Bernardine Evaristo – First Black woman to win the Booker

The judges of this year’s Booker prize have “explicitly flouted” the rules of the august literary award to choose the first joint winners in almost 30 years: Margaret Atwood and Bernardine Evaristo.

Margaret Atwood and Bernadine Evaristo

The chair of judges, Peter Florence, emerged after more than five hours with the jury to reveal that the group of five had been unable to pick a single winner from their shortlist of six. Instead, despite being told repeatedly by the prize’s literary director, Gaby Wood, that they were not allowed to split the £50,000 award, they chose two novels: Atwood’s The Testaments, a follow-up to her dystopian The Handmaid’s Tale, and Evaristo’s Girl, Woman, Other, which is told in the voices of 12 different characters, mostly black women.

Evaristo’s win makes her the first black woman to win the Booker since it began in 1969 and the first black British author. At 79, Atwood becomes the prize’s oldest winner. The Canadian author previously won the Booker in 2000 for The Blind Assassin; she becomes the fourth author to have won the prize twice.
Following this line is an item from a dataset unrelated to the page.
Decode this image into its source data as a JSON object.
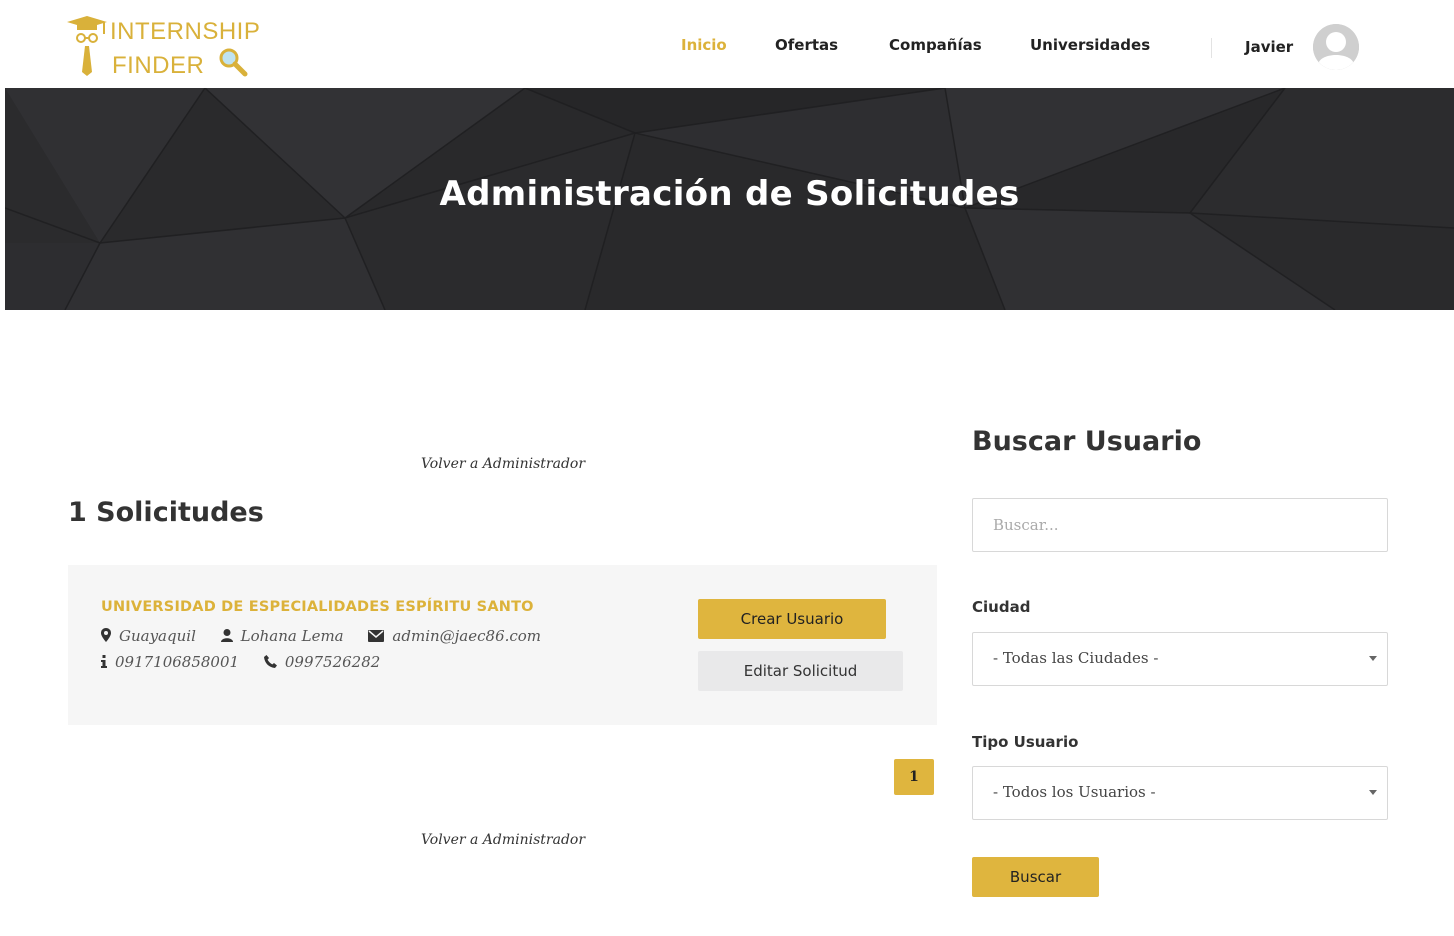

Atwood said after the ceremony at London’s Guildhall: “It would have been quite embarrassing for a person of my age and stage to have won the whole thing and thereby hinder a person in an earlier stage of their career from going through that door. I really would have been embarrassed, trust me on that.

“I’m not the jury. I have been on a jury that split the prize and I understand the predicament. I get it … they should have split it 13 ways but unfortunately that’s not how it goes.”

Evaristo, whose father is from Nigeria, said: “I’m just so delighted to have won the prize. Yes, I am sharing it with an amazing writer. But I am not thinking about sharing it, I am thinking about the fact that I am here and that’s an incredible thing considering what the prize has meant to me and my literary life, and the fact that it felt so unattainable for decades.”

At a press conference, Evaristo was asked if she would have preferred to win the full £50,000. She said: “What do you think? Yes but I’m happy to share it. That’s the kind of person I am.”

Evaristo said she would put it towards her mortgage; Atwood said she was “too old” and had “too many handbags” to spend it on herself. She said her £25,000 would be donated to the Canadian Indigenous charity Indspire, one she has previously helped with her late friend and First Nations leader Chief Harry St Denis.

Florence revealed the jury has been put under pressure to have one winner. “Our consensus was that it was our decision to flout the rules and divide this year’s prize to celebrate two winners,” he said. “These are two books we started not wanting to give up and the more we talked about them the more we treasured both of them and wanted them both as winners … We couldn’t separate them.”

The Booker prize has been split twice before: in 1974, by Nadine Gordimer and Stanley Middleton, and in 1992, by Michael Ondaatje and Barry Unsworth. After 1992, the rules were changed to insist that the prize “may not be divided or withheld”.

We tried voting, that didn’t work,” said Florence. “There’s a metaphor for our times.”

Asked if she supported the decision, Wood said: “It is an explicit flouting of the rules and they all understood that. It was a rebellious gesture but it was … a generous one.”

Evaristo’s novel, he said, was “groundbreaking”, with “something utterly magnificent about the full cast of characters”; the novelist set out to write in a polyphonic series of voices as a “strategy against invisibility”, because “we black British women know that if we don’t write ourselves into literature, no one else will”. Atwood’s novel, meanwhile, is “more politically urgent than ever before”.